Par fredtownward - Publié sur Amazon.com
What this collection of Sir Arthur Conan Doyle's best science fiction reveals is that he was a heck of a mystery writer... science fiction writer? Not so much. Frankly very few of these stories truly meet even the looser 19th Century standard of what is SF. George E. Slusser admits as much in the first sentence of his introduction... then spends 13 pages trying to walk this admission back.
Only the surprise ending of "The American's Tale" (1879) brings any "science" into its fiction and that of the ludicrous man-eating plant variety.
"The Los Amigos Fiasco" (1892) is a comic tale about the arrogance of science that is about as "scientific" as the original "Frankenstein".
"The Great Keinplatz Experiment" (1894) is an early tale of body switching, but calling it SF makes about as much sense as calling the alleged method, mesmerism, "science".
"The Adventure of the Devil's Foot" (1897) and "The Adventure of the Creeping Man" (1903) are a couple of Sherlock Holmes mysteries with some pseudoscientific overtones.
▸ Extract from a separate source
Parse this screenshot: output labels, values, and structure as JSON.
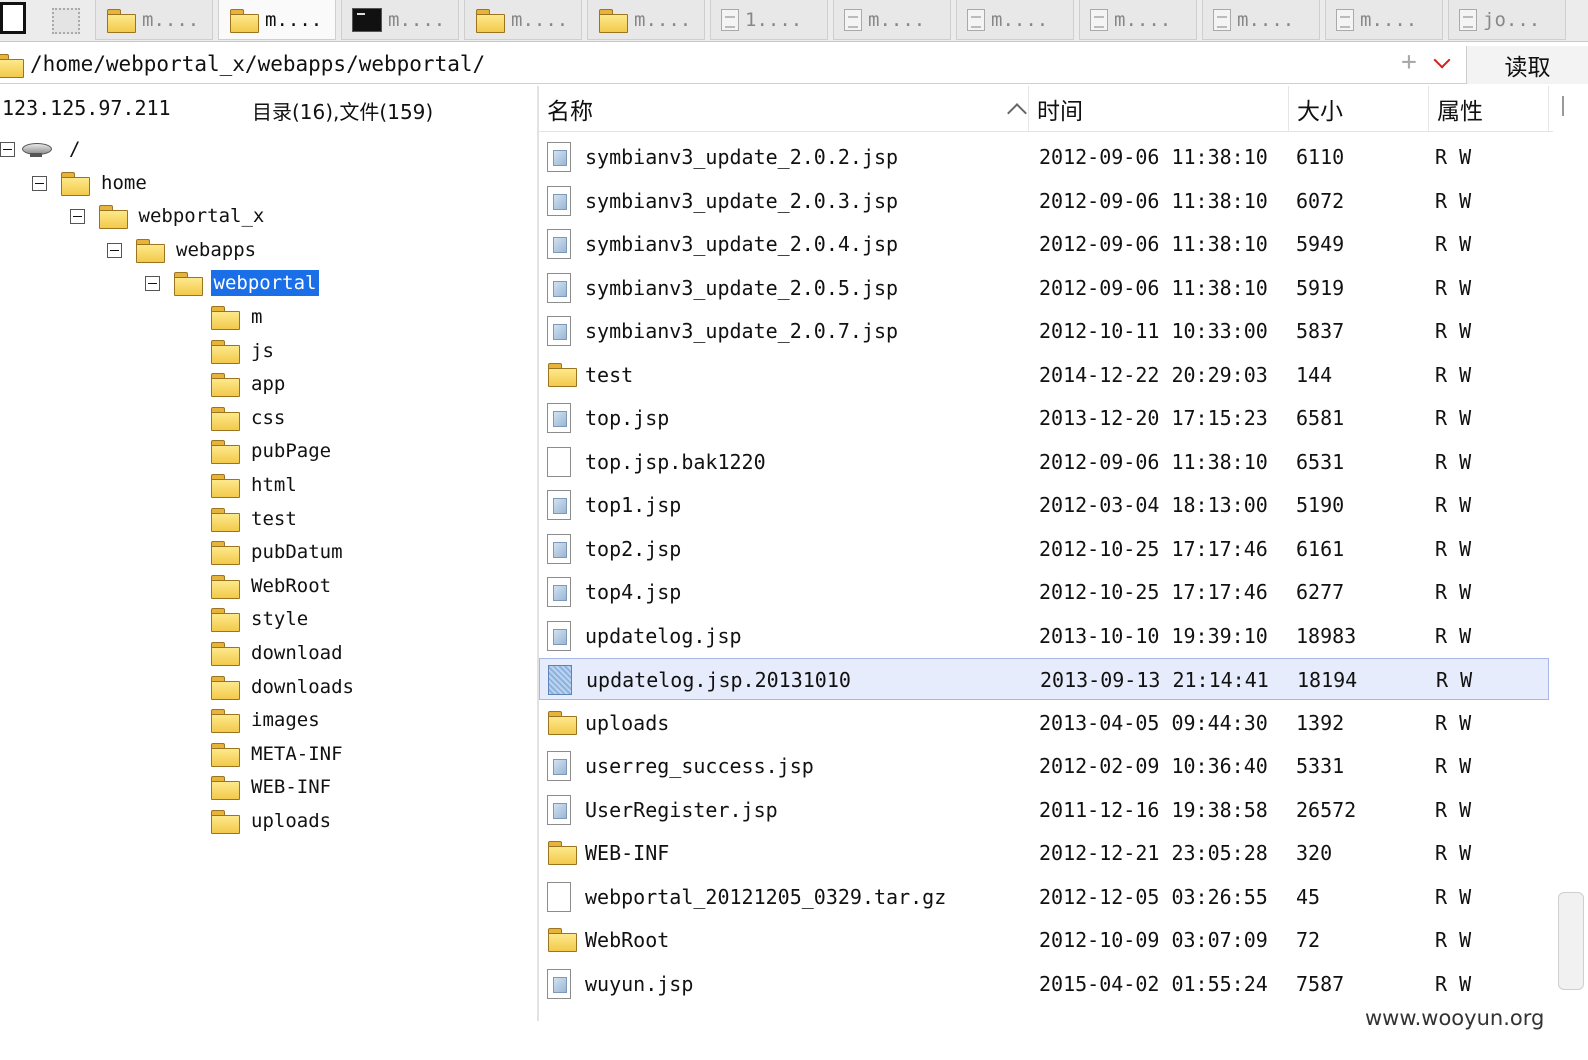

"The Terror of Blue John Gap" (1910) is really a horror tale about an ancient monster accidentally unleashed.
"Through the Veil" (1911) is a tale about reincarnation and remembering past lives.
"The Last Galley" (1911) is a historical tale with perhaps some intended warnings for Britain but only "FUTURE war" tales can properly be considered SF.
"The Great Brown-Pericord Motor" (1911) uses the title invention simply to provide a motive for the crime and a clever way to dispose of the body.
Now with "The Horror of the Heights" (1913) the editors are on firmer ground. Though basically a gothic horror tale, there is enough science in the concept of his "air-jungles" to justify the SF classification.
With "Danger!" (1914) there is no question. This classic of "future war" SF that correctly predicted the danger of submarine warfare but utterly missed the military counters to it unquestionably belongs.
But with "The Lift" (1922) we are back to material chosen to fill space. This tale about a maniac sabotaging an elevator is not SF under any possible definition.
The presence of the two Professor Challenger stories that round out the book: "The Disintegration Machine" and "When the World Screamed" are also not in question.
The trouble is that while Sir Arthur obviously wrote a number of things that can legitimately be labeled SF, outside of the Professor Challenger novels and stories they consist entirely of "The Horror of the Heights" and "Danger!" The rest vary from very good to only so-so, but SF they are NOT.